Shortly before this exchange went to press, I received from the editors several “final changes” in Salant’s letter, including the footnote describing Mrs. Hiss’s testimony at the second trial to the effect that: 1) both the Corona and Woodstock had been in her home in 1937; 2) the Corona, and not the Woodstock, had probably been given to the Salvation Army. (Salant apparently does not realize that Mrs. Hiss testified to all this even at the first trial—pp. 2285-2286.) Yet Priscilla Hiss’s signed statement to the FBI on December 7 contains only one paragraph about typewriters, which entirely concerns the Fansler machine. It begins: “I have been asked to recall all the facts concerning a typewriter which was in my possession.” Three days earlier, on December 4, when questioned by her husband’s lawyers about typewriters, Mrs. Hiss (according to Edward McLean’s memo) was “not clear whether [after disposing of the Fansler machine] she had any other typewriter until she received her present Royal.”
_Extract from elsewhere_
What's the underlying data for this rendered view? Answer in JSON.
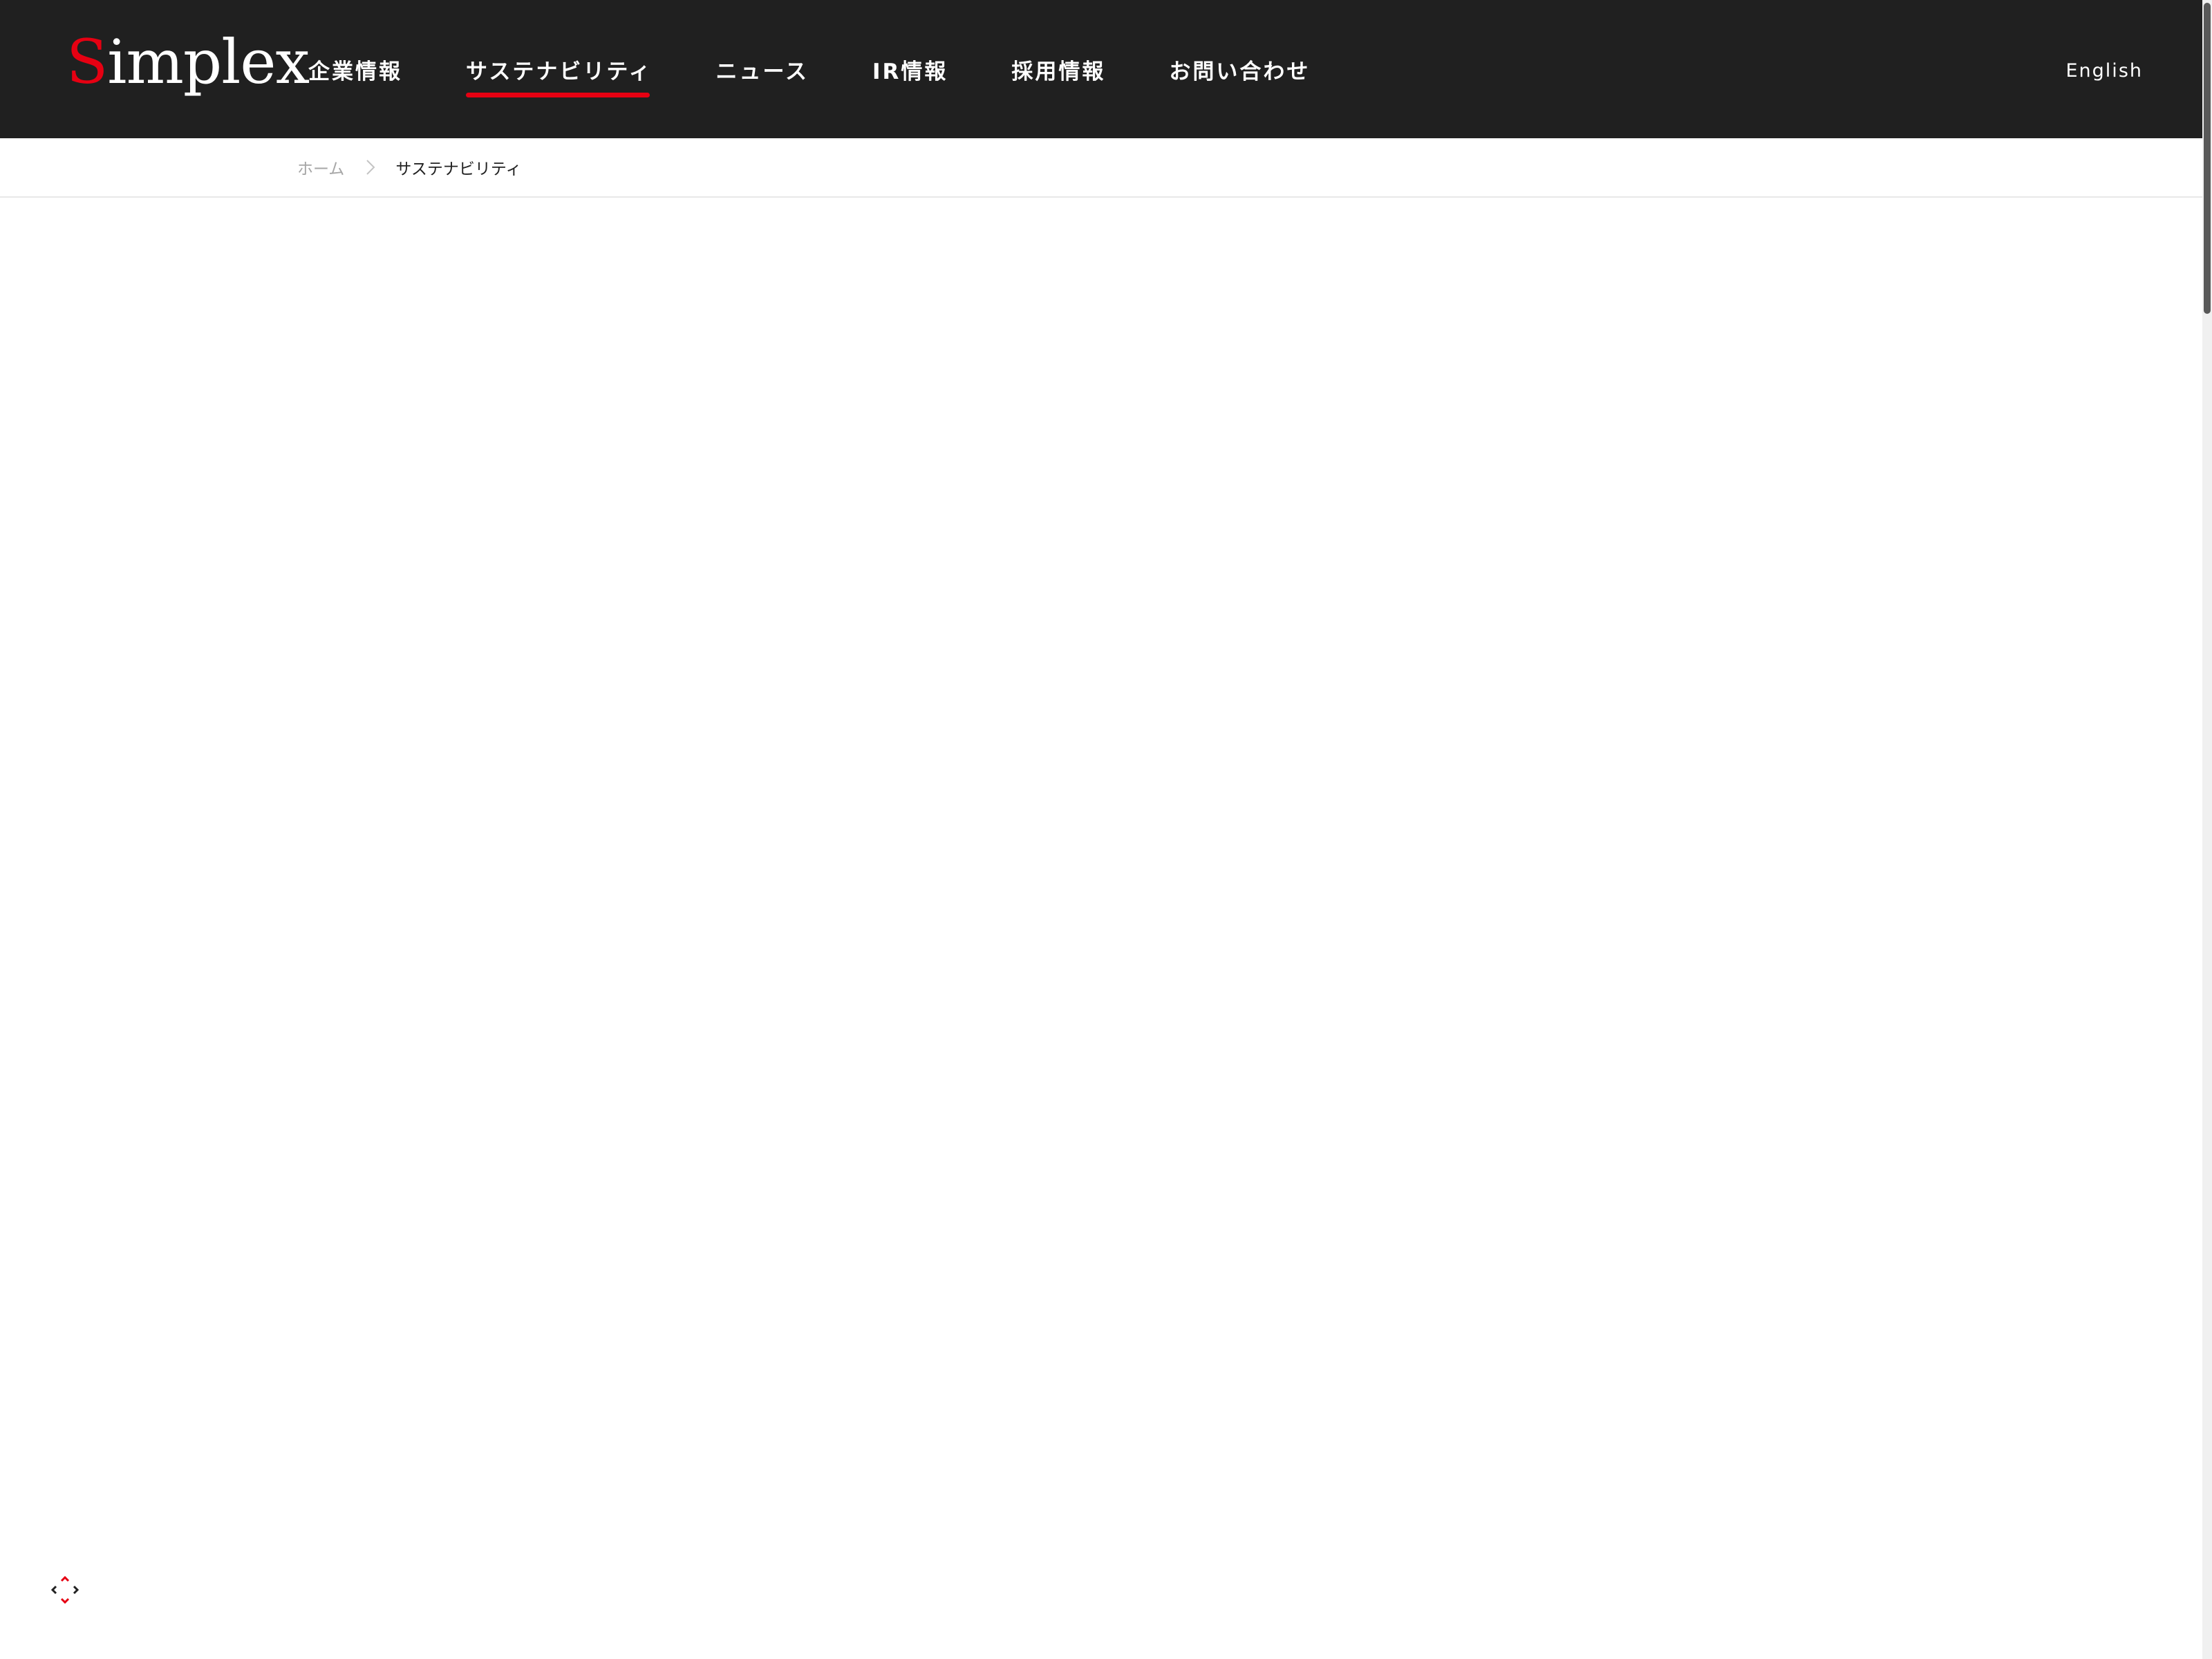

In short, she could not recall the Corona at all until her son, Timothy, reminded her during that same discussion that “he very definitely recalled” acquiring a Corona after the Woodstock but before the Royal (Hobson’s statement has already been cited). Hobson recalled the sequence more sketchily for the FBI two months later. Then, he termed the Corona “the only typewriter he recalled owned by the Hiss family in Washington” and he “first recalls this typewriter at the time he resided at Volta Place” (i.e., in 1938, not 1937). Moreover, “he denied that he had any knowledge of the existence of an old upright typewriter at the home of the Hiss family in Washington, DC. He stated that his first knowledge of this typewriter was from a conversation that he had with his mother and father late in forty eight.” [February 9, 1949-FBI Report, No. 1829] At that time, on December 10, 1948, the Grand Jury asked Mrs. Hiss when the Corona had been purchased, but she could remember “neither when nor where.” As for what happened to the machine, she replied: “I am sorry, I don’t know.”↩
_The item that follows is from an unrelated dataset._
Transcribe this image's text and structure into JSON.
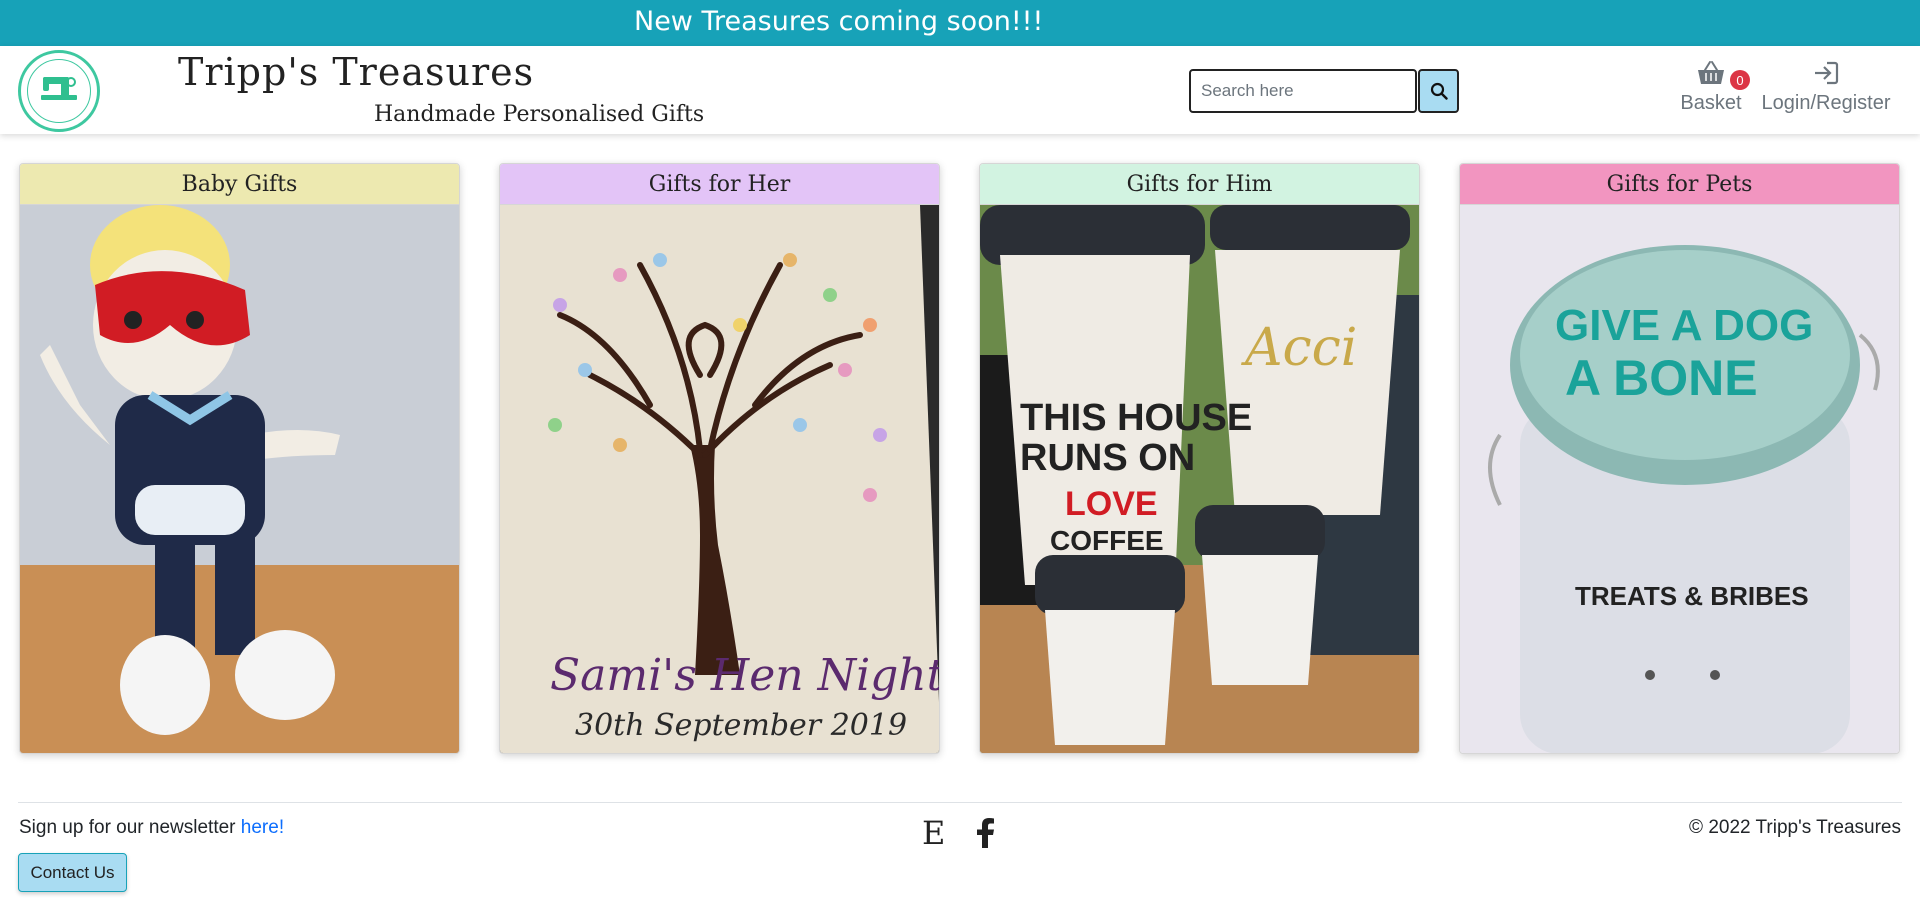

In November, when Chambers produced the stolen documents in response to Hiss’s libel suit, Hiss and his lawyers also immediately turned them over to the government. In fact, “the suggestion that the papers be sent to the Department of Justice came from me and not from Alger,” Hiss’s libel lawyer William Marbury wrote McLean in December, 1949, “although her readily acquiesced.”↩
FBI report, December 4, 1949, “Re: Details of Interview with Alger Hiss Not Included in Signed Statement.”↩
Second Trial, p. 2512.↩